> _Assignment_
Scan the records below and report how many lines contain the word "pacific", giving the number by itself.

Element data from apps and pages
────

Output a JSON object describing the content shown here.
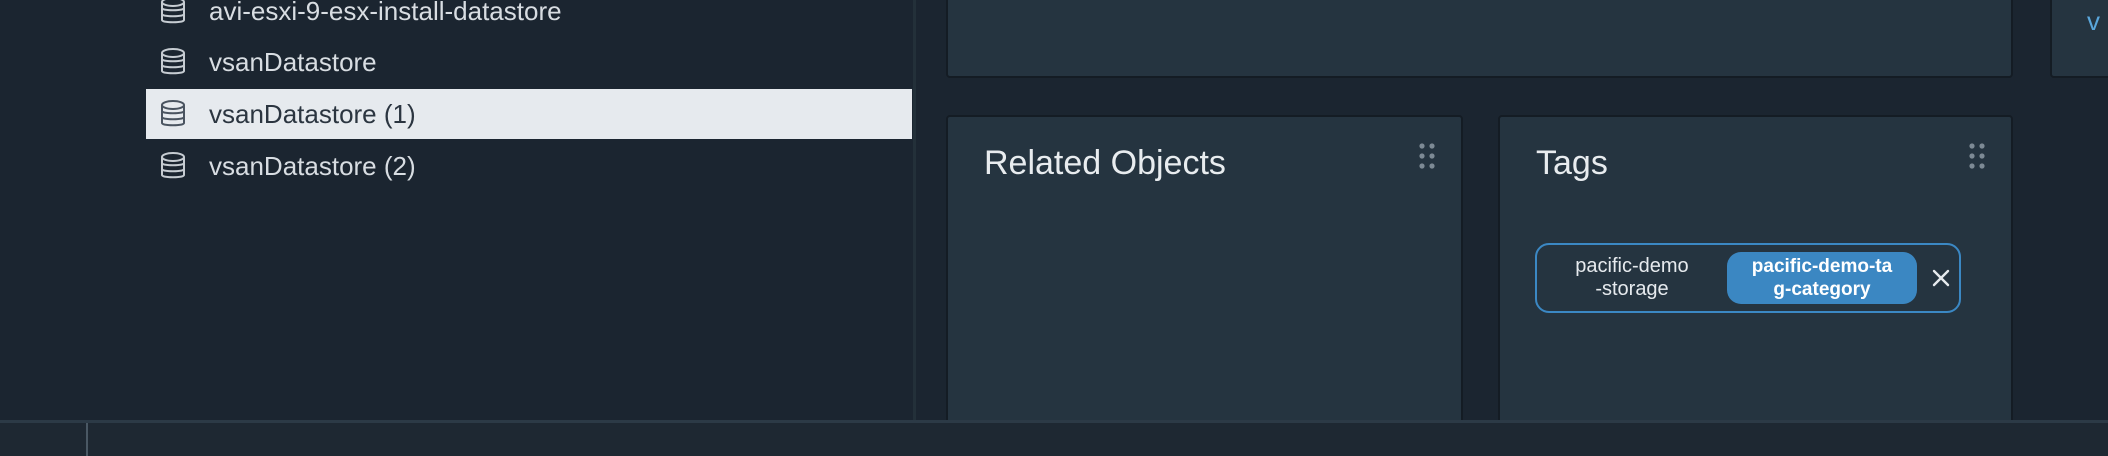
{
  "datastore_tree": {
    "items": [
      {
        "label": "avi-esxi-9-esx-install-datastore",
        "icon": "datastore-icon",
        "selected": false
      },
      {
        "label": "vsanDatastore",
        "icon": "datastore-icon",
        "selected": false
      },
      {
        "label": "vsanDatastore (1)",
        "icon": "datastore-icon",
        "selected": true
      },
      {
        "label": "vsanDatastore (2)",
        "icon": "datastore-icon",
        "selected": false
      }
    ]
  },
  "cards": {
    "related_objects": {
      "title": "Related Objects"
    },
    "tags": {
      "title": "Tags",
      "tag": {
        "name": "pacific-demo\n-storage",
        "category": "pacific-demo-ta\ng-category"
      }
    }
  },
  "edge_link_text": "v",
  "colors": {
    "background": "#1b2530",
    "card": "#253440",
    "selected_row": "#e6eaee",
    "accent": "#3b87c2"
  }
}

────

> _Response_
2